- [WORK TO COMPLETE]: Bring together all lines from the listing below that contain the string "subtitle".

=== DATASET EXCERPTS ===

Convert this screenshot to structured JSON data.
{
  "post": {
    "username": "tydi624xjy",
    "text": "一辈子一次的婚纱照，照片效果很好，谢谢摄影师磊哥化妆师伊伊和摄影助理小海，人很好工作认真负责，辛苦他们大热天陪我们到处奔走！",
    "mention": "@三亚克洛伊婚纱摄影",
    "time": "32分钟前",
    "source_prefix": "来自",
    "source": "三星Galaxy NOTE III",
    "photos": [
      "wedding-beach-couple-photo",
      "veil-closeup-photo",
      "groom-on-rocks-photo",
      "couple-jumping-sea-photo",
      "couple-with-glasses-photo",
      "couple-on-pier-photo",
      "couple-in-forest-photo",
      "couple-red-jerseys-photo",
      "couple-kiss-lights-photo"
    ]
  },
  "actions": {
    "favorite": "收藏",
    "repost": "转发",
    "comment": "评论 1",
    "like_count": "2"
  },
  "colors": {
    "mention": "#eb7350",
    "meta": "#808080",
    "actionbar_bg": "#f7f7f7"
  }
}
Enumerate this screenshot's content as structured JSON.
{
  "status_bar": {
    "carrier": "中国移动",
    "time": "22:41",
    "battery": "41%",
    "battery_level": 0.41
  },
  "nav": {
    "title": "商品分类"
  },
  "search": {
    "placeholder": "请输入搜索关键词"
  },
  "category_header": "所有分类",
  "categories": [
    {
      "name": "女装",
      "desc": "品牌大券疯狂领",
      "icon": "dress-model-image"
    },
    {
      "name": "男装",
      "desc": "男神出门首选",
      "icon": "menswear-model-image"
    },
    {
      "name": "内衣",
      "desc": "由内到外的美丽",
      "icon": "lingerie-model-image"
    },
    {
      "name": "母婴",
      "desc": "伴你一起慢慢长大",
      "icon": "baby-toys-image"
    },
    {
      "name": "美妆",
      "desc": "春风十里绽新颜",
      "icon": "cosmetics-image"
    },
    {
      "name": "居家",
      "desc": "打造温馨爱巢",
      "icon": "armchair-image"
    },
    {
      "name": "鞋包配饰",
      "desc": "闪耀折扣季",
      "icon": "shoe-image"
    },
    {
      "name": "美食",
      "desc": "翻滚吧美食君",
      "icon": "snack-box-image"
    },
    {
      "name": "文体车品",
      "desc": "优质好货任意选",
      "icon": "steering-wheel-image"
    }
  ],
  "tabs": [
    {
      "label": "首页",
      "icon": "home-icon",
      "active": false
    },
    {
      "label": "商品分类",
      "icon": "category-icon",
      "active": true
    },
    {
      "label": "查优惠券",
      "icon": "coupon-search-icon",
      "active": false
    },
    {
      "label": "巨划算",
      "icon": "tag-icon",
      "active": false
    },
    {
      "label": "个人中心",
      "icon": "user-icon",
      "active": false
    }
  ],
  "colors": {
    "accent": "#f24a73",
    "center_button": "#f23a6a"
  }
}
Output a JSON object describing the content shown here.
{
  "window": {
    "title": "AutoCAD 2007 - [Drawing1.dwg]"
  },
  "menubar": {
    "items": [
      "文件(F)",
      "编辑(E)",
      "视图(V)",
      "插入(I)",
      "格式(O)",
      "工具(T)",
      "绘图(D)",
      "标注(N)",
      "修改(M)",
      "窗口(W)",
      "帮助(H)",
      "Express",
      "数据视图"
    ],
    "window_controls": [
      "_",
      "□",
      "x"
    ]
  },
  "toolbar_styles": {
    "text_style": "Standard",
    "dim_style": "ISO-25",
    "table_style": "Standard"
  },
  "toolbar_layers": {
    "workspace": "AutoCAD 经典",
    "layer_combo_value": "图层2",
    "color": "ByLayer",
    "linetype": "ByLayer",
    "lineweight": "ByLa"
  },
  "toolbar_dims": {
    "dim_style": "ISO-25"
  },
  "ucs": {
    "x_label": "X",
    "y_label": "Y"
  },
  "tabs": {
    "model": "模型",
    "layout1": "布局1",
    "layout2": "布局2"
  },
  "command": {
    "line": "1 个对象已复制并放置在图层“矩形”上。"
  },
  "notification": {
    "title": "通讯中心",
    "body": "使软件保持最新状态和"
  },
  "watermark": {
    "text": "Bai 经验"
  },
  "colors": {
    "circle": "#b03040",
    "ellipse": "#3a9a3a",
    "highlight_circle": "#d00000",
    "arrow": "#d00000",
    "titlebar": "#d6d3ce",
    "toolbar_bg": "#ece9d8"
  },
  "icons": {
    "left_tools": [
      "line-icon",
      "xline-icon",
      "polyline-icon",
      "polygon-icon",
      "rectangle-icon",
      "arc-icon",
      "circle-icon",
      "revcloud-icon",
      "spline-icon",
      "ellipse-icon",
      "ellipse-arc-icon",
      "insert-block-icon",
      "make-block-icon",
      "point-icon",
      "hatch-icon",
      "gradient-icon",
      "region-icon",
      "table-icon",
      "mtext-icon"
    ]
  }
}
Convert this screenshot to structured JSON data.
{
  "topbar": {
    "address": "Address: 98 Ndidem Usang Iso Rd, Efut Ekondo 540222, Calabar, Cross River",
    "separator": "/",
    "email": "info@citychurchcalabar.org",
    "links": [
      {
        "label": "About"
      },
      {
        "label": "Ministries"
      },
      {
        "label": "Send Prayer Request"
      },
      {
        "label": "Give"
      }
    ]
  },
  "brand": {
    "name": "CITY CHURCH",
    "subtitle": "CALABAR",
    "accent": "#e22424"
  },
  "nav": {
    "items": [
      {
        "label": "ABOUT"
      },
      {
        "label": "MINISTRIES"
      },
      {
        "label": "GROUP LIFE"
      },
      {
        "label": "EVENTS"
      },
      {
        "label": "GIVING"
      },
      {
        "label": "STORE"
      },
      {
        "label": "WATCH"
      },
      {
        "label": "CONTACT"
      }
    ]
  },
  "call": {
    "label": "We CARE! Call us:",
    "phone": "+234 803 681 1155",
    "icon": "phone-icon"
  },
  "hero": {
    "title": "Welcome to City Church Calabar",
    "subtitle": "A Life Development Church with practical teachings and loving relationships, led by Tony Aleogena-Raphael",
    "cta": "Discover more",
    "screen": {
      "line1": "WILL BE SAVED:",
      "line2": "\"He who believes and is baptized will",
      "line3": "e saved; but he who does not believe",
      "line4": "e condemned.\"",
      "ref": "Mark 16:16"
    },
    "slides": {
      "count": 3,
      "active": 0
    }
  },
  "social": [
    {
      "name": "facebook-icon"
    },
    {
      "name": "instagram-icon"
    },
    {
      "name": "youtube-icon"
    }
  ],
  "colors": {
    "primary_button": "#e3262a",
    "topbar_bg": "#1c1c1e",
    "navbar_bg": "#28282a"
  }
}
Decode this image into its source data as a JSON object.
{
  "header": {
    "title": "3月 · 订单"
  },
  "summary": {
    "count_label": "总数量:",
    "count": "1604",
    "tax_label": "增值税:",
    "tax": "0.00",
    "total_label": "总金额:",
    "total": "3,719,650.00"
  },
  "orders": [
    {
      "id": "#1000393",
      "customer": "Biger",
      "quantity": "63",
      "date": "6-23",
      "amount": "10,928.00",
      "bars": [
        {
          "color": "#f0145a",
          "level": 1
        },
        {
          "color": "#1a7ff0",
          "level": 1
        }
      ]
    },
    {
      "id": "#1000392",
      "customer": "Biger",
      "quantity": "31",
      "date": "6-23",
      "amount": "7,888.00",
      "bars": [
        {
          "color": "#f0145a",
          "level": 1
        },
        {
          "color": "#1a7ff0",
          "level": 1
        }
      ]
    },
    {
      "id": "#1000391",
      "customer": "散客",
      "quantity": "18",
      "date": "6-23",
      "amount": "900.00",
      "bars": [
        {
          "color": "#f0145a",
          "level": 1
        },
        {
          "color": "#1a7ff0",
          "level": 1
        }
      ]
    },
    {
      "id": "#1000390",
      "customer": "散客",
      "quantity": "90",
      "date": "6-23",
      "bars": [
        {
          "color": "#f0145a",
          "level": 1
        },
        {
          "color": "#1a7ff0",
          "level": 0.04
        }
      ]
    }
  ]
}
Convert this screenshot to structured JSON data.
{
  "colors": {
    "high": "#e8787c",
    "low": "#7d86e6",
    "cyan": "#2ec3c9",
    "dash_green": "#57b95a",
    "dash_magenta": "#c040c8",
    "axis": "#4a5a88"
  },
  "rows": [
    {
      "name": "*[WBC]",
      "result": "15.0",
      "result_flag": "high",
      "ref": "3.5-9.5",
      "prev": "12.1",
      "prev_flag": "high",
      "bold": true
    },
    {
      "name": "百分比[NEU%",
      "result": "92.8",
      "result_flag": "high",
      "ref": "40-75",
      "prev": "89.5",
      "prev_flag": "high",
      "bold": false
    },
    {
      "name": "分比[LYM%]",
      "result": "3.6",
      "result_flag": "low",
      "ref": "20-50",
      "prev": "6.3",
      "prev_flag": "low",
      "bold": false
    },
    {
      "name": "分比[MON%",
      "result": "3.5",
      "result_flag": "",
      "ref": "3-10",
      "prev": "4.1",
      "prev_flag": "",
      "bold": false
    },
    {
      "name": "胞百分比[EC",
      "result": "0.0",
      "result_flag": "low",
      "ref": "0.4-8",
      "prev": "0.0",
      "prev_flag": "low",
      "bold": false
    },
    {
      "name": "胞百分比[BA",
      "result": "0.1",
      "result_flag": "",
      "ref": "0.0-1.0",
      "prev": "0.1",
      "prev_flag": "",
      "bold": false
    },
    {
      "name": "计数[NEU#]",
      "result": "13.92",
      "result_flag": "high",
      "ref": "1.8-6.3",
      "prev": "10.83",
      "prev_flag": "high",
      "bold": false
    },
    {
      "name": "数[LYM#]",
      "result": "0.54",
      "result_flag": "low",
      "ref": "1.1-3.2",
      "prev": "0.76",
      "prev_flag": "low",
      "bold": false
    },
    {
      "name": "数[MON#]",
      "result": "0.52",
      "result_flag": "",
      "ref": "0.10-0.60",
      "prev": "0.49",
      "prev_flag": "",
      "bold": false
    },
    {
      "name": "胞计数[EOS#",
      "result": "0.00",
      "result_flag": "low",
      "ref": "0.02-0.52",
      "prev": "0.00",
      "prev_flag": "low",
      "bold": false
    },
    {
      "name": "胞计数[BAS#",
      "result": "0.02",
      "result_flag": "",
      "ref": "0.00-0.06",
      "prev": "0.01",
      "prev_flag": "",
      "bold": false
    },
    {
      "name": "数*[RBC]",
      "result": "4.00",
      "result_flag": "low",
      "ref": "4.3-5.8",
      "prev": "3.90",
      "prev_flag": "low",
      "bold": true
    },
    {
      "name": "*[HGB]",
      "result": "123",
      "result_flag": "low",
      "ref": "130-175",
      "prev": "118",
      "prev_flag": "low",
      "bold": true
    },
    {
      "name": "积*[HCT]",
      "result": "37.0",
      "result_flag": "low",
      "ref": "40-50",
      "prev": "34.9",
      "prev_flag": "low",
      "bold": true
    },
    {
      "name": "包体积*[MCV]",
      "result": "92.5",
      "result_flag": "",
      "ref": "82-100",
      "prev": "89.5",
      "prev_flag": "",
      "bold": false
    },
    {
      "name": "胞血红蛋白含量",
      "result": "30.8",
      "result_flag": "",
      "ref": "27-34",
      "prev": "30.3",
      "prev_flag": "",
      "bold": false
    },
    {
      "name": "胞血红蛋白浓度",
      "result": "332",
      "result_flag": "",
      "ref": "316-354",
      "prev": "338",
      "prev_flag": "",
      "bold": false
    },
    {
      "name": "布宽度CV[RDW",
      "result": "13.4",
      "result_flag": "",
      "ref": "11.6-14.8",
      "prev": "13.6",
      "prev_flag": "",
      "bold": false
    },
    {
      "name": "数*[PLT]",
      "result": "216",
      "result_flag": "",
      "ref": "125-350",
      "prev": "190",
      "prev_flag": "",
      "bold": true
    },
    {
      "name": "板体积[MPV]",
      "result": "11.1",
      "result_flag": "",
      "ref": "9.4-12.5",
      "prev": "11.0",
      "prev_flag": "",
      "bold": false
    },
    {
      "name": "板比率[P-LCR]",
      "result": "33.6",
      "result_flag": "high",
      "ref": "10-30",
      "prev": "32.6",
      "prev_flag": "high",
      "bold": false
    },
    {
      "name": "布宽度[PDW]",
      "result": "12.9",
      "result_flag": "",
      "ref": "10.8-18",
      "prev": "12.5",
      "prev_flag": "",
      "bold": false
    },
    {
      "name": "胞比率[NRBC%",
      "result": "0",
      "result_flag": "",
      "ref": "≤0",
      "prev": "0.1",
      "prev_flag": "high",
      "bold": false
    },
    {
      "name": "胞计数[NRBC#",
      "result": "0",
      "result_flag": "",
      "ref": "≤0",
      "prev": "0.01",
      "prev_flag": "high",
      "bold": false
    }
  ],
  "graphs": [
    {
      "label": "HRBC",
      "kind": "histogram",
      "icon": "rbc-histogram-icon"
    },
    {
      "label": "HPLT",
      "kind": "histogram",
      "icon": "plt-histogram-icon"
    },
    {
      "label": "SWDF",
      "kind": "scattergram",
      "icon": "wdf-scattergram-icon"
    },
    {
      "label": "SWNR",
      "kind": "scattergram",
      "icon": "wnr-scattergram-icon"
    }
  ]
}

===

- [TASK ANSWER]:
    "subtitle": "CALABAR",
    "subtitle": "A Life Development Church with practical teachings and loving relationships, led by Tony Aleogena-Raphael",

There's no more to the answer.